ASSIGNED TASK:
Gather all lines in the entries that include the word "hint".

'''

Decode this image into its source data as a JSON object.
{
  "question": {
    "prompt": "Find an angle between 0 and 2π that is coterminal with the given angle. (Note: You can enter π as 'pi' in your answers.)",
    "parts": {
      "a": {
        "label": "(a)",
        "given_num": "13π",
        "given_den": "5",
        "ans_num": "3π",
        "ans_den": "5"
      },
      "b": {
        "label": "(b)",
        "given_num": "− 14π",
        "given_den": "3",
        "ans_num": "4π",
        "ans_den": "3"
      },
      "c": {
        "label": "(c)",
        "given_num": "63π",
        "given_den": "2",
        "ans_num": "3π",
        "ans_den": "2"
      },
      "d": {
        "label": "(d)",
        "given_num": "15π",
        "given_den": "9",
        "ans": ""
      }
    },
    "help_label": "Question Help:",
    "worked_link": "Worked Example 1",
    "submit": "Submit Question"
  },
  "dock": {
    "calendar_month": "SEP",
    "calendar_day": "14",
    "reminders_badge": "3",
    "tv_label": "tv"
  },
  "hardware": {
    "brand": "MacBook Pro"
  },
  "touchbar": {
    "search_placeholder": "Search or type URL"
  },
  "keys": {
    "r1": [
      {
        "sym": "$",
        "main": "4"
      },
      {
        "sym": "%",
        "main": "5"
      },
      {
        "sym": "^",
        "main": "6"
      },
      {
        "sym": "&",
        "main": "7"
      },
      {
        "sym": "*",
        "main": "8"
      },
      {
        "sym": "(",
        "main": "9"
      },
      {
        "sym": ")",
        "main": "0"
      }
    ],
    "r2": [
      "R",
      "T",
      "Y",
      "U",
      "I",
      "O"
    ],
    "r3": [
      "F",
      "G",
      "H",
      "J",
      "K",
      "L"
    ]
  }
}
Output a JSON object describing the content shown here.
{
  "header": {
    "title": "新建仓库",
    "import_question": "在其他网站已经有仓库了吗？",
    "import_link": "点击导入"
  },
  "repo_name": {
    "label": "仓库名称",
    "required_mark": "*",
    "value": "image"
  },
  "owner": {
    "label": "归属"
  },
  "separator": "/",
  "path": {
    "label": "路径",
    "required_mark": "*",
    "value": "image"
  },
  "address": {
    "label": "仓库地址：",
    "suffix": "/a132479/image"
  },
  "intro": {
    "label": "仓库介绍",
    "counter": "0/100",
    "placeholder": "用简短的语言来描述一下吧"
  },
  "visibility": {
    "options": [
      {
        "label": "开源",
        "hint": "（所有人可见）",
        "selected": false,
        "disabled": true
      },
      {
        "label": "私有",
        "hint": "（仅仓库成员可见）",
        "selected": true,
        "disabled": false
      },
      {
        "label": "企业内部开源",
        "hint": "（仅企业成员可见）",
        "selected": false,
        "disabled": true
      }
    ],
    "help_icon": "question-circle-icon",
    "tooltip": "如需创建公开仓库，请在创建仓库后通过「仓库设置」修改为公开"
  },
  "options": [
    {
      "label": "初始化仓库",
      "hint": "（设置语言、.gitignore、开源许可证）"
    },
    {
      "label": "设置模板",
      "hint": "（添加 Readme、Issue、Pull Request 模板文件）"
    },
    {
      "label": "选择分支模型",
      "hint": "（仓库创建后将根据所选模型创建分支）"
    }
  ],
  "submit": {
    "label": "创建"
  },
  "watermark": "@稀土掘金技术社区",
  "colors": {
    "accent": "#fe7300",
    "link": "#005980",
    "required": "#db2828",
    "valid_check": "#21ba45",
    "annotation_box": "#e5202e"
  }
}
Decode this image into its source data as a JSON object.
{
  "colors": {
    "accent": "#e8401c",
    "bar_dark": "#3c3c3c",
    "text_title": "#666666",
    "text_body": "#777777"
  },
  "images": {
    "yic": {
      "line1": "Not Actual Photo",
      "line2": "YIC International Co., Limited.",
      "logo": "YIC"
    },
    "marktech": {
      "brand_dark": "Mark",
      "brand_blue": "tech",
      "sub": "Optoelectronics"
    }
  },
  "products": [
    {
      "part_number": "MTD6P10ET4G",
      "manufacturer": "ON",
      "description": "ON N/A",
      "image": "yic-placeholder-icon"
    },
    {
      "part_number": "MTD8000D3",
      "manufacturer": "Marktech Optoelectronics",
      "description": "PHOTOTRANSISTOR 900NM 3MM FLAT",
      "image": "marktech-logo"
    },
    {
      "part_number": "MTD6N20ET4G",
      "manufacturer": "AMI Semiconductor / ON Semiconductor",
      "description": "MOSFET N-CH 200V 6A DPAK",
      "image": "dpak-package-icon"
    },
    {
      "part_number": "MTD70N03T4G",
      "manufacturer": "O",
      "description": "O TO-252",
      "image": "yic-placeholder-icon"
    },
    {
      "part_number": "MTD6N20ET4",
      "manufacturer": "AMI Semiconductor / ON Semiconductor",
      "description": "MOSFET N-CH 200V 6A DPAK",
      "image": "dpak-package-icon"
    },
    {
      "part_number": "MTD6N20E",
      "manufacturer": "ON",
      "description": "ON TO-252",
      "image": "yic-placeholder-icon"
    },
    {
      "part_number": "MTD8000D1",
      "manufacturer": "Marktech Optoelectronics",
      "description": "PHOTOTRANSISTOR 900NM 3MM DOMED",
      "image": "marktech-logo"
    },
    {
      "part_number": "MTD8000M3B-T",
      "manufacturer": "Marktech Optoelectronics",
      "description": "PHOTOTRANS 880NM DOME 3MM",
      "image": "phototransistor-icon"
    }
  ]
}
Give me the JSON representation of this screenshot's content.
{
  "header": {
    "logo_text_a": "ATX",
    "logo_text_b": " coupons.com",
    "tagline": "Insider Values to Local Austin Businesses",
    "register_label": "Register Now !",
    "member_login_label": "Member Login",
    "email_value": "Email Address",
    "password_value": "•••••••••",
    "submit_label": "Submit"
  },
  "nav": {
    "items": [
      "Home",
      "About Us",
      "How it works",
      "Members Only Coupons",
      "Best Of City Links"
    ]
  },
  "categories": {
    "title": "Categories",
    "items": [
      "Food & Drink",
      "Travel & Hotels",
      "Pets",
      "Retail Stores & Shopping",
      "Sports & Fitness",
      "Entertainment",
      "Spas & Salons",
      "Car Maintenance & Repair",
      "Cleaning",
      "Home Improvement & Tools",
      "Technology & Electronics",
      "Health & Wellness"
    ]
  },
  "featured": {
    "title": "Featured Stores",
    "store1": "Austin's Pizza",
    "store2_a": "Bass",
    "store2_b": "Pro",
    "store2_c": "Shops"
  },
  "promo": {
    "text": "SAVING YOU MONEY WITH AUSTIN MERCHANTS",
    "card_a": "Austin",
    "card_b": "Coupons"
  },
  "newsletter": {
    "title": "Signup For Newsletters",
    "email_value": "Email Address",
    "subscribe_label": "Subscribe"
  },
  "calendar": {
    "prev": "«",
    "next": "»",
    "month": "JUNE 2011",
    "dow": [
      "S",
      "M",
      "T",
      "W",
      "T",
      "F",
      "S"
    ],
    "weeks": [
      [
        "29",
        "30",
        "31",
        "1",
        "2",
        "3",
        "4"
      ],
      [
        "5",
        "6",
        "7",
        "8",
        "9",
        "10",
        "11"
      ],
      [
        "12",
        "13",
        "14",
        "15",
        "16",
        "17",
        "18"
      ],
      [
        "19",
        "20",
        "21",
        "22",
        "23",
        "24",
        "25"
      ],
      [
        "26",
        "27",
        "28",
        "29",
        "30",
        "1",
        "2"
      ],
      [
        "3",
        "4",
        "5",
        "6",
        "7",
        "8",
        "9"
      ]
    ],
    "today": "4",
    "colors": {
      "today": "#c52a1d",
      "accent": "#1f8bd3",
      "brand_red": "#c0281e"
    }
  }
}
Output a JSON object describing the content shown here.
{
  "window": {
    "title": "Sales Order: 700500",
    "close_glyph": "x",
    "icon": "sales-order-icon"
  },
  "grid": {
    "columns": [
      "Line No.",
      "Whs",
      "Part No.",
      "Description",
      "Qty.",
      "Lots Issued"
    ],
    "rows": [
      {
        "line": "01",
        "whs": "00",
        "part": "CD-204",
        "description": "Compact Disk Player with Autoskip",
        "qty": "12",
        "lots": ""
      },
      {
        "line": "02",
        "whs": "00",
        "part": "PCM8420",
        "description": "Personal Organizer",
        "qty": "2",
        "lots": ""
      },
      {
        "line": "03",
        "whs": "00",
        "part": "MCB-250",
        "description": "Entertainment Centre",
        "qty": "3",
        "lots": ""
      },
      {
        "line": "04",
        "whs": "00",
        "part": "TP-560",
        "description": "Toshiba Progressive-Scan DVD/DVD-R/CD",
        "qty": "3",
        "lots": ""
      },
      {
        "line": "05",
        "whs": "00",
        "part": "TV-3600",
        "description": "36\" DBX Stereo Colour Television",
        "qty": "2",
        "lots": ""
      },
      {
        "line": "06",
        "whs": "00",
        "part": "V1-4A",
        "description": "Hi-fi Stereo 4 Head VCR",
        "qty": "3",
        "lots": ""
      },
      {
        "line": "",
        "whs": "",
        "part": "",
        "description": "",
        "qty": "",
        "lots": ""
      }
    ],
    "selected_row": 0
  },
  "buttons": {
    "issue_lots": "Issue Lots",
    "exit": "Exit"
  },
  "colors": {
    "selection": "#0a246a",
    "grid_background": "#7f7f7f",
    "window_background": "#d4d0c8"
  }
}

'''

WRITTEN SOLUTION:
        "hint": "（所有人可见）",
        "hint": "（仅仓库成员可见）",
        "hint": "（仅企业成员可见）",
      "hint": "（设置语言、.gitignore、开源许可证）"
      "hint": "（添加 Readme、Issue、Pull Request 模板文件）"
      "hint": "（仓库创建后将根据所选模型创建分支）"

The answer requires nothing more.